Description of the task » Whenever a line in the listing contains "Address", copy that line.

Data under study »

========

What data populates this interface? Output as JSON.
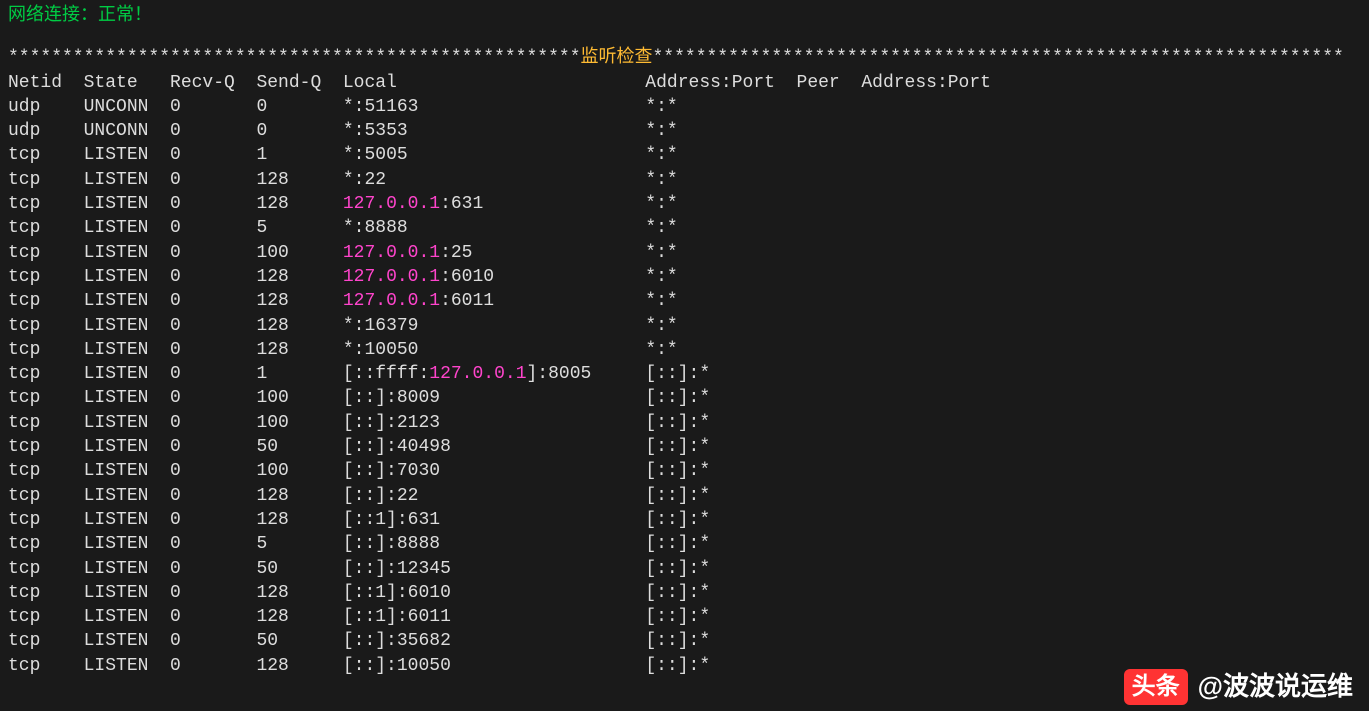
{
  "status_text": "网络连接：正常！",
  "divider": {
    "stars": "*****************************************************",
    "title": "监听检查",
    "stars_right": "****************************************************************"
  },
  "headers": {
    "netid": "Netid",
    "state": "State",
    "recvq": "Recv-Q",
    "sendq": "Send-Q",
    "local": "Local",
    "addrport": "Address:Port",
    "peer": "Peer",
    "addrport2": "Address:Port"
  },
  "rows": [
    {
      "netid": "udp",
      "state": "UNCONN",
      "recvq": "0",
      "sendq": "0",
      "local_prefix": "*:",
      "local_ip": "",
      "local_suffix": "51163",
      "peer": "*:*"
    },
    {
      "netid": "udp",
      "state": "UNCONN",
      "recvq": "0",
      "sendq": "0",
      "local_prefix": "*:",
      "local_ip": "",
      "local_suffix": "5353",
      "peer": "*:*"
    },
    {
      "netid": "tcp",
      "state": "LISTEN",
      "recvq": "0",
      "sendq": "1",
      "local_prefix": "*:",
      "local_ip": "",
      "local_suffix": "5005",
      "peer": "*:*"
    },
    {
      "netid": "tcp",
      "state": "LISTEN",
      "recvq": "0",
      "sendq": "128",
      "local_prefix": "*:",
      "local_ip": "",
      "local_suffix": "22",
      "peer": "*:*"
    },
    {
      "netid": "tcp",
      "state": "LISTEN",
      "recvq": "0",
      "sendq": "128",
      "local_prefix": "",
      "local_ip": "127.0.0.1",
      "local_suffix": ":631",
      "peer": "*:*"
    },
    {
      "netid": "tcp",
      "state": "LISTEN",
      "recvq": "0",
      "sendq": "5",
      "local_prefix": "*:",
      "local_ip": "",
      "local_suffix": "8888",
      "peer": "*:*"
    },
    {
      "netid": "tcp",
      "state": "LISTEN",
      "recvq": "0",
      "sendq": "100",
      "local_prefix": "",
      "local_ip": "127.0.0.1",
      "local_suffix": ":25",
      "peer": "*:*"
    },
    {
      "netid": "tcp",
      "state": "LISTEN",
      "recvq": "0",
      "sendq": "128",
      "local_prefix": "",
      "local_ip": "127.0.0.1",
      "local_suffix": ":6010",
      "peer": "*:*"
    },
    {
      "netid": "tcp",
      "state": "LISTEN",
      "recvq": "0",
      "sendq": "128",
      "local_prefix": "",
      "local_ip": "127.0.0.1",
      "local_suffix": ":6011",
      "peer": "*:*"
    },
    {
      "netid": "tcp",
      "state": "LISTEN",
      "recvq": "0",
      "sendq": "128",
      "local_prefix": "*:",
      "local_ip": "",
      "local_suffix": "16379",
      "peer": "*:*"
    },
    {
      "netid": "tcp",
      "state": "LISTEN",
      "recvq": "0",
      "sendq": "128",
      "local_prefix": "*:",
      "local_ip": "",
      "local_suffix": "10050",
      "peer": "*:*"
    },
    {
      "netid": "tcp",
      "state": "LISTEN",
      "recvq": "0",
      "sendq": "1",
      "local_prefix": "[::ffff:",
      "local_ip": "127.0.0.1",
      "local_suffix": "]:8005",
      "peer": "[::]:*"
    },
    {
      "netid": "tcp",
      "state": "LISTEN",
      "recvq": "0",
      "sendq": "100",
      "local_prefix": "[::]:",
      "local_ip": "",
      "local_suffix": "8009",
      "peer": "[::]:*"
    },
    {
      "netid": "tcp",
      "state": "LISTEN",
      "recvq": "0",
      "sendq": "100",
      "local_prefix": "[::]:",
      "local_ip": "",
      "local_suffix": "2123",
      "peer": "[::]:*"
    },
    {
      "netid": "tcp",
      "state": "LISTEN",
      "recvq": "0",
      "sendq": "50",
      "local_prefix": "[::]:",
      "local_ip": "",
      "local_suffix": "40498",
      "peer": "[::]:*"
    },
    {
      "netid": "tcp",
      "state": "LISTEN",
      "recvq": "0",
      "sendq": "100",
      "local_prefix": "[::]:",
      "local_ip": "",
      "local_suffix": "7030",
      "peer": "[::]:*"
    },
    {
      "netid": "tcp",
      "state": "LISTEN",
      "recvq": "0",
      "sendq": "128",
      "local_prefix": "[::]:",
      "local_ip": "",
      "local_suffix": "22",
      "peer": "[::]:*"
    },
    {
      "netid": "tcp",
      "state": "LISTEN",
      "recvq": "0",
      "sendq": "128",
      "local_prefix": "[::1]:",
      "local_ip": "",
      "local_suffix": "631",
      "peer": "[::]:*"
    },
    {
      "netid": "tcp",
      "state": "LISTEN",
      "recvq": "0",
      "sendq": "5",
      "local_prefix": "[::]:",
      "local_ip": "",
      "local_suffix": "8888",
      "peer": "[::]:*"
    },
    {
      "netid": "tcp",
      "state": "LISTEN",
      "recvq": "0",
      "sendq": "50",
      "local_prefix": "[::]:",
      "local_ip": "",
      "local_suffix": "12345",
      "peer": "[::]:*"
    },
    {
      "netid": "tcp",
      "state": "LISTEN",
      "recvq": "0",
      "sendq": "128",
      "local_prefix": "[::1]:",
      "local_ip": "",
      "local_suffix": "6010",
      "peer": "[::]:*"
    },
    {
      "netid": "tcp",
      "state": "LISTEN",
      "recvq": "0",
      "sendq": "128",
      "local_prefix": "[::1]:",
      "local_ip": "",
      "local_suffix": "6011",
      "peer": "[::]:*"
    },
    {
      "netid": "tcp",
      "state": "LISTEN",
      "recvq": "0",
      "sendq": "50",
      "local_prefix": "[::]:",
      "local_ip": "",
      "local_suffix": "35682",
      "peer": "[::]:*"
    },
    {
      "netid": "tcp",
      "state": "LISTEN",
      "recvq": "0",
      "sendq": "128",
      "local_prefix": "[::]:",
      "local_ip": "",
      "local_suffix": "10050",
      "peer": "[::]:*"
    }
  ],
  "watermark": {
    "logo": "头条",
    "text": "@波波说运维"
  },
  "cols": {
    "netid_w": 7,
    "state_w": 8,
    "recvq_w": 8,
    "sendq_w": 8,
    "local_w": 28,
    "addrport_w": 14,
    "peer_label_w_header": 6,
    "peer_w": 0
  }
}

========

Reply to the task »
    "addrport": "Address:Port",
    "addrport2": "Address:Port"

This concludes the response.